WORK INSTRUCTIONS: Without leaving out a single line, copy the records exactly.

[Website and app data records]
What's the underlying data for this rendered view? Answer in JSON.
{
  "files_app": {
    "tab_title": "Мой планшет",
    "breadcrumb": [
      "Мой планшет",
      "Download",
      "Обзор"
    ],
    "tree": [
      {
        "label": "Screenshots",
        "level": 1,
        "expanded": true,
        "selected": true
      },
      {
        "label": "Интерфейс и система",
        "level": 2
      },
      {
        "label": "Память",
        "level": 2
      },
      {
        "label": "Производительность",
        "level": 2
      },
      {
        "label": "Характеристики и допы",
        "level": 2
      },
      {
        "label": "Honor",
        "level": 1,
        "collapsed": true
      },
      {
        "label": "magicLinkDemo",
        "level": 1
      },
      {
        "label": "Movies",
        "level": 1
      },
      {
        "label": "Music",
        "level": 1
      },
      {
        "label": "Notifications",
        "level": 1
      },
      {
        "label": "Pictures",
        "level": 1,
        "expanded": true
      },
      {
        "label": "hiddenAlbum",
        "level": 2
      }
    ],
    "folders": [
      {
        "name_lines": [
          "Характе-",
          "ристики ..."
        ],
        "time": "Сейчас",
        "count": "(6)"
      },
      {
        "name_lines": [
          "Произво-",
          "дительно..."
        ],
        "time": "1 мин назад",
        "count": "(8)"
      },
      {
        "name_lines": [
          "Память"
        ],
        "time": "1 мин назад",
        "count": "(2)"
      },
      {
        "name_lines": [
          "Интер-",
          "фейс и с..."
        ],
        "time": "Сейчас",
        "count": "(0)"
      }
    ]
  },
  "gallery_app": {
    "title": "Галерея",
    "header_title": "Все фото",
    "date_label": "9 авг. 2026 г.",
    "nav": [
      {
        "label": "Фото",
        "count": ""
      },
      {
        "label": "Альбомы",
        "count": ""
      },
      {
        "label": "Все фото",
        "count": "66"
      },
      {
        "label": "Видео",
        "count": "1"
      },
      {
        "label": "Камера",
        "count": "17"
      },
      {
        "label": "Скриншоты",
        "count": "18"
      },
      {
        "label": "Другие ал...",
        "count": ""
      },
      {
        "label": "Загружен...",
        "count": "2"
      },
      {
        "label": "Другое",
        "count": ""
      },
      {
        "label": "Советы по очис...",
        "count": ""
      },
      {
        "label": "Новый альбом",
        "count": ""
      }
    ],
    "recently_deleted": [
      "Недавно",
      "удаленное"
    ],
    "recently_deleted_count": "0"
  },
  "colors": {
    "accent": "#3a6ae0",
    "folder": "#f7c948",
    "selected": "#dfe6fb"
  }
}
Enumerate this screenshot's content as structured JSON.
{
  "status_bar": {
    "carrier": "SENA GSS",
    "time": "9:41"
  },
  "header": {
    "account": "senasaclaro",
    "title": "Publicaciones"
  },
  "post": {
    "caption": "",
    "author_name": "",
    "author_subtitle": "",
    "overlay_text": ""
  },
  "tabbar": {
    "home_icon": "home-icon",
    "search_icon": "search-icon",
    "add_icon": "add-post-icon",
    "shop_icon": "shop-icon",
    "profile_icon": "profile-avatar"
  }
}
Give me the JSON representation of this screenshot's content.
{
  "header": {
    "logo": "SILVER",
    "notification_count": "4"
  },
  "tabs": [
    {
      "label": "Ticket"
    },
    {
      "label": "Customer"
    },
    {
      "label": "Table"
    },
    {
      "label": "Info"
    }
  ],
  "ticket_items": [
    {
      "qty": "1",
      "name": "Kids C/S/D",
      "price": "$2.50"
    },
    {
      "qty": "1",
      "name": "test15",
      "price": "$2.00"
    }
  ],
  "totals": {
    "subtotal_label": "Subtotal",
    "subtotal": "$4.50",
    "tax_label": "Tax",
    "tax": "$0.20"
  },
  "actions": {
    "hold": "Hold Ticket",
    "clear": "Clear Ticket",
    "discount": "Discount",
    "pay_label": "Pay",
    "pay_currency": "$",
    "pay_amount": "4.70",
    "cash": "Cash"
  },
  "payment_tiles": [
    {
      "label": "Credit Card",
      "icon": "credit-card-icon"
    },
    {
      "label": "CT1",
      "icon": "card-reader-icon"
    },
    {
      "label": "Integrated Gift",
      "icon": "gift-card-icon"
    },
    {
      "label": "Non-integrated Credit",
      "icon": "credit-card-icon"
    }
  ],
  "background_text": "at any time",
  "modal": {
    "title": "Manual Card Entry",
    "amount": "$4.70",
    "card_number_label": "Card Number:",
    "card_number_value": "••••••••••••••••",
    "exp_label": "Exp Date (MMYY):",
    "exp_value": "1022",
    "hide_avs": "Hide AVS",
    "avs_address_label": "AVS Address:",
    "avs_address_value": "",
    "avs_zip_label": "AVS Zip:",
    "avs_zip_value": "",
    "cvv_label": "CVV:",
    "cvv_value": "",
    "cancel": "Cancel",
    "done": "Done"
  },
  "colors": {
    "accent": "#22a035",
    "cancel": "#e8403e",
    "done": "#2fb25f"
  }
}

ANSWER TO THIS TASK:
What's the underlying data for this rendered view? Answer in JSON.
{
  "files_app": {
    "tab_title": "Мой планшет",
    "breadcrumb": [
      "Мой планшет",
      "Download",
      "Обзор"
    ],
    "tree": [
      {
        "label": "Screenshots",
        "level": 1,
        "expanded": true,
        "selected": true
      },
      {
        "label": "Интерфейс и система",
        "level": 2
      },
      {
        "label": "Память",
        "level": 2
      },
      {
        "label": "Производительность",
        "level": 2
      },
      {
        "label": "Характеристики и допы",
        "level": 2
      },
      {
        "label": "Honor",
        "level": 1,
        "collapsed": true
      },
      {
        "label": "magicLinkDemo",
        "level": 1
      },
      {
        "label": "Movies",
        "level": 1
      },
      {
        "label": "Music",
        "level": 1
      },
      {
        "label": "Notifications",
        "level": 1
      },
      {
        "label": "Pictures",
        "level": 1,
        "expanded": true
      },
      {
        "label": "hiddenAlbum",
        "level": 2
      }
    ],
    "folders": [
      {
        "name_lines": [
          "Характе-",
          "ристики ..."
        ],
        "time": "Сейчас",
        "count": "(6)"
      },
      {
        "name_lines": [
          "Произво-",
          "дительно..."
        ],
        "time": "1 мин назад",
        "count": "(8)"
      },
      {
        "name_lines": [
          "Память"
        ],
        "time": "1 мин назад",
        "count": "(2)"
      },
      {
        "name_lines": [
          "Интер-",
          "фейс и с..."
        ],
        "time": "Сейчас",
        "count": "(0)"
      }
    ]
  },
  "gallery_app": {
    "title": "Галерея",
    "header_title": "Все фото",
    "date_label": "9 авг. 2026 г.",
    "nav": [
      {
        "label": "Фото",
        "count": ""
      },
      {
        "label": "Альбомы",
        "count": ""
      },
      {
        "label": "Все фото",
        "count": "66"
      },
      {
        "label": "Видео",
        "count": "1"
      },
      {
        "label": "Камера",
        "count": "17"
      },
      {
        "label": "Скриншоты",
        "count": "18"
      },
      {
        "label": "Другие ал...",
        "count": ""
      },
      {
        "label": "Загружен...",
        "count": "2"
      },
      {
        "label": "Другое",
        "count": ""
      },
      {
        "label": "Советы по очис...",
        "count": ""
      },
      {
        "label": "Новый альбом",
        "count": ""
      }
    ],
    "recently_deleted": [
      "Недавно",
      "удаленное"
    ],
    "recently_deleted_count": "0"
  },
  "colors": {
    "accent": "#3a6ae0",
    "folder": "#f7c948",
    "selected": "#dfe6fb"
  }
}
Enumerate this screenshot's content as structured JSON.
{
  "status_bar": {
    "carrier": "SENA GSS",
    "time": "9:41"
  },
  "header": {
    "account": "senasaclaro",
    "title": "Publicaciones"
  },
  "post": {
    "caption": "",
    "author_name": "",
    "author_subtitle": "",
    "overlay_text": ""
  },
  "tabbar": {
    "home_icon": "home-icon",
    "search_icon": "search-icon",
    "add_icon": "add-post-icon",
    "shop_icon": "shop-icon",
    "profile_icon": "profile-avatar"
  }
}
Give me the JSON representation of this screenshot's content.
{
  "header": {
    "logo": "SILVER",
    "notification_count": "4"
  },
  "tabs": [
    {
      "label": "Ticket"
    },
    {
      "label": "Customer"
    },
    {
      "label": "Table"
    },
    {
      "label": "Info"
    }
  ],
  "ticket_items": [
    {
      "qty": "1",
      "name": "Kids C/S/D",
      "price": "$2.50"
    },
    {
      "qty": "1",
      "name": "test15",
      "price": "$2.00"
    }
  ],
  "totals": {
    "subtotal_label": "Subtotal",
    "subtotal": "$4.50",
    "tax_label": "Tax",
    "tax": "$0.20"
  },
  "actions": {
    "hold": "Hold Ticket",
    "clear": "Clear Ticket",
    "discount": "Discount",
    "pay_label": "Pay",
    "pay_currency": "$",
    "pay_amount": "4.70",
    "cash": "Cash"
  },
  "payment_tiles": [
    {
      "label": "Credit Card",
      "icon": "credit-card-icon"
    },
    {
      "label": "CT1",
      "icon": "card-reader-icon"
    },
    {
      "label": "Integrated Gift",
      "icon": "gift-card-icon"
    },
    {
      "label": "Non-integrated Credit",
      "icon": "credit-card-icon"
    }
  ],
  "background_text": "at any time",
  "modal": {
    "title": "Manual Card Entry",
    "amount": "$4.70",
    "card_number_label": "Card Number:",
    "card_number_value": "••••••••••••••••",
    "exp_label": "Exp Date (MMYY):",
    "exp_value": "1022",
    "hide_avs": "Hide AVS",
    "avs_address_label": "AVS Address:",
    "avs_address_value": "",
    "avs_zip_label": "AVS Zip:",
    "avs_zip_value": "",
    "cvv_label": "CVV:",
    "cvv_value": "",
    "cancel": "Cancel",
    "done": "Done"
  },
  "colors": {
    "accent": "#22a035",
    "cancel": "#e8403e",
    "done": "#2fb25f"
  }
}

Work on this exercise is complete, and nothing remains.